▸ TASK TO COMPLETE: Each record below should be repeated precisely as written.

▸ RECORDED INFORMATION:
━━━━━━

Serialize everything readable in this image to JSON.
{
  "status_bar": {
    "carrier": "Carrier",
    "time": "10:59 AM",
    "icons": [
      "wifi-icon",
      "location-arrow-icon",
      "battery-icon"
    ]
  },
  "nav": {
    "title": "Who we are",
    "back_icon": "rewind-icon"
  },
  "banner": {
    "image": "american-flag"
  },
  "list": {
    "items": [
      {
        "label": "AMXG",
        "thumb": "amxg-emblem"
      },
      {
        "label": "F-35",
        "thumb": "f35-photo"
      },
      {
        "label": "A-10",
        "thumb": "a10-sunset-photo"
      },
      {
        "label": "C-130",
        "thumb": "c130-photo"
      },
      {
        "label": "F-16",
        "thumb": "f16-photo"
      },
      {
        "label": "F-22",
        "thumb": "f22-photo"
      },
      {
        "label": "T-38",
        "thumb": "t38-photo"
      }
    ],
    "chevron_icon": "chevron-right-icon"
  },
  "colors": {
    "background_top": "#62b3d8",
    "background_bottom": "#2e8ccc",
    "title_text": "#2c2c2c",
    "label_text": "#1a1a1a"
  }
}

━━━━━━

▸ ANSWER SECTION:
Serialize everything readable in this image to JSON.
{
  "status_bar": {
    "carrier": "Carrier",
    "time": "10:59 AM",
    "icons": [
      "wifi-icon",
      "location-arrow-icon",
      "battery-icon"
    ]
  },
  "nav": {
    "title": "Who we are",
    "back_icon": "rewind-icon"
  },
  "banner": {
    "image": "american-flag"
  },
  "list": {
    "items": [
      {
        "label": "AMXG",
        "thumb": "amxg-emblem"
      },
      {
        "label": "F-35",
        "thumb": "f35-photo"
      },
      {
        "label": "A-10",
        "thumb": "a10-sunset-photo"
      },
      {
        "label": "C-130",
        "thumb": "c130-photo"
      },
      {
        "label": "F-16",
        "thumb": "f16-photo"
      },
      {
        "label": "F-22",
        "thumb": "f22-photo"
      },
      {
        "label": "T-38",
        "thumb": "t38-photo"
      }
    ],
    "chevron_icon": "chevron-right-icon"
  },
  "colors": {
    "background_top": "#62b3d8",
    "background_bottom": "#2e8ccc",
    "title_text": "#2c2c2c",
    "label_text": "#1a1a1a"
  }
}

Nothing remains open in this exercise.